At least 240 people have been killed and tens of thousands have fled to neighboring states, during months of violence that began when President Pierre Nkurunziza decided in April to run for a third term. He won a disputed election in July.
The United Nations warned on Monday that Burundi could be facing imminent catastrophe with violence in danger of escalating to atrocities. Burundi said it was "not in flames" and there should be no concerns about an impending genocide.
The U.N. Security Council is due to vote on Thursday at 12:15 p.m. (1715 GMT) on a French-drafted resolution that would ask U.N. Secretary-General Ban Ki-moon to report back on options for boosting the U.N. presence in Burundi.
"We anticipate unanimity," a council diplomat said on condition of anonymity.
A U.N. peacekeeping spokesman said several options were being looked at as part of contingency planning. U.N. diplomats, speaking on condition of anonymity, said the United Nations, the United States, Britain and France had discussed the planning.
"The use of MONUSCO assets and personnel has been mentioned as one possible option," said the U.N. peacekeeping spokesman, referring to the nearly 20,000-strong U.N. mission in neighboring Democratic Republic of Congo.
This plan would need authorization from the 15-member Security Council under Chapter 7 of the U.N. Charter, which covers the council's authority to enforce decisions with economic sanctions or military force, and approval from the troop contributing countries, said a senior U.N. diplomat.
A second contingency option being considered is to send in the East African Standby Force. The African Union Peace and Security Council last month asked the AU Commission to finalize planning for deployment if needed to stop widespread violence.
"While this is ultimately a matter for the Security Council to decide, a regional coalition would be well placed to provide a rapid and credible response if the situation in Burundi worsens," the U.N. peacekeeping official said.
Burundi ended a 12-year civil war between Hutu rebels and a Tutsi-led army in 2005. It is the same ethnic divide that led to neighboring Rwanda's 1994 genocide in which 800,000 people - mainly Tutsis and moderate Hutus - were massacred.
U.S. President Barack Obama, in a phone call with South African President Jacob Zuma on Wednesday, expressed "deep concern" about the situation in Burundi, the White House said.
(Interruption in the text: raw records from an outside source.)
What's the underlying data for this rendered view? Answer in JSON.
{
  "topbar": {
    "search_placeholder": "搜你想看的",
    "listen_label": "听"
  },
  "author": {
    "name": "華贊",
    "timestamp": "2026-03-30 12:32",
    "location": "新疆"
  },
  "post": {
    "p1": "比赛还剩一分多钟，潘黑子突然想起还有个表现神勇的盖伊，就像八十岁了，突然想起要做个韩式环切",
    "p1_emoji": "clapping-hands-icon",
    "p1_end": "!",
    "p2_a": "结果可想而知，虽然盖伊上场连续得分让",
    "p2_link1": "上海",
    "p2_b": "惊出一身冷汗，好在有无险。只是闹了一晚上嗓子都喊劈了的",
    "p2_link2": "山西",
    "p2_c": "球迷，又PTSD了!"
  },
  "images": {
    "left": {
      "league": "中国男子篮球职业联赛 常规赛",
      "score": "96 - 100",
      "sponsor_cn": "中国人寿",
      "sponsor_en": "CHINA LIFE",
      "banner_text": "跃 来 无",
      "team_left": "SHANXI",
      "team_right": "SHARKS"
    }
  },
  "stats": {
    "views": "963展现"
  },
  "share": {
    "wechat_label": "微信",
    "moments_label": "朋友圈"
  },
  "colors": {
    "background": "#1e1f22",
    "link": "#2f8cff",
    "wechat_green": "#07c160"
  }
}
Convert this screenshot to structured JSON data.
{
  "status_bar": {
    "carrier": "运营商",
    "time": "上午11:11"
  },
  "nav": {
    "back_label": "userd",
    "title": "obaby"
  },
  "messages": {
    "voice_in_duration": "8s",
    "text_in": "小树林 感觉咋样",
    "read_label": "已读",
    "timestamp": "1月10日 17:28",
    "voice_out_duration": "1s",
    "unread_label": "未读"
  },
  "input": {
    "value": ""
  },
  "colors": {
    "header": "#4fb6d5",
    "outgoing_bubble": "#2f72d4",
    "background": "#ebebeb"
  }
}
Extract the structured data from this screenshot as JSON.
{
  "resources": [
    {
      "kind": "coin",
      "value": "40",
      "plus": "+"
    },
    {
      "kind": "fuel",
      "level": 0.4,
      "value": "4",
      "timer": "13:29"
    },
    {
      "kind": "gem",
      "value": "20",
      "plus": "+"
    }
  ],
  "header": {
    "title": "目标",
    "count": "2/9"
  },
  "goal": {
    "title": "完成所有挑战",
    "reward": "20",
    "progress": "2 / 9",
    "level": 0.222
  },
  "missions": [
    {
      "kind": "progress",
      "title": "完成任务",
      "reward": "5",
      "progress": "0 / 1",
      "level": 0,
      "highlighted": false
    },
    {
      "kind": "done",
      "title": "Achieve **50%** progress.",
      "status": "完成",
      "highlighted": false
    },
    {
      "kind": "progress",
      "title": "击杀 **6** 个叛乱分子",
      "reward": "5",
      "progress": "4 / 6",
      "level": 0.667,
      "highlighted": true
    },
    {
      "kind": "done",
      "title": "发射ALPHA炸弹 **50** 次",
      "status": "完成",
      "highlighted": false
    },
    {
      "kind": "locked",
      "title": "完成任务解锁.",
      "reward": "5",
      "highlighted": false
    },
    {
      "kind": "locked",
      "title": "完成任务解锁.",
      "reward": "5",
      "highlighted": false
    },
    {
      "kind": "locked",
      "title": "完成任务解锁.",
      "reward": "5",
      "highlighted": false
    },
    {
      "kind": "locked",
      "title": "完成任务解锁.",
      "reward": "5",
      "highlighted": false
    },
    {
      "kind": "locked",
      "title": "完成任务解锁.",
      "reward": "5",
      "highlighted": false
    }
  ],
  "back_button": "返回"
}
Obama asked Zuma "to continue to work with other regional actors to call for calm and press for a dialogue that can bring about a long-term solution to the crisis," the White House said in a statement.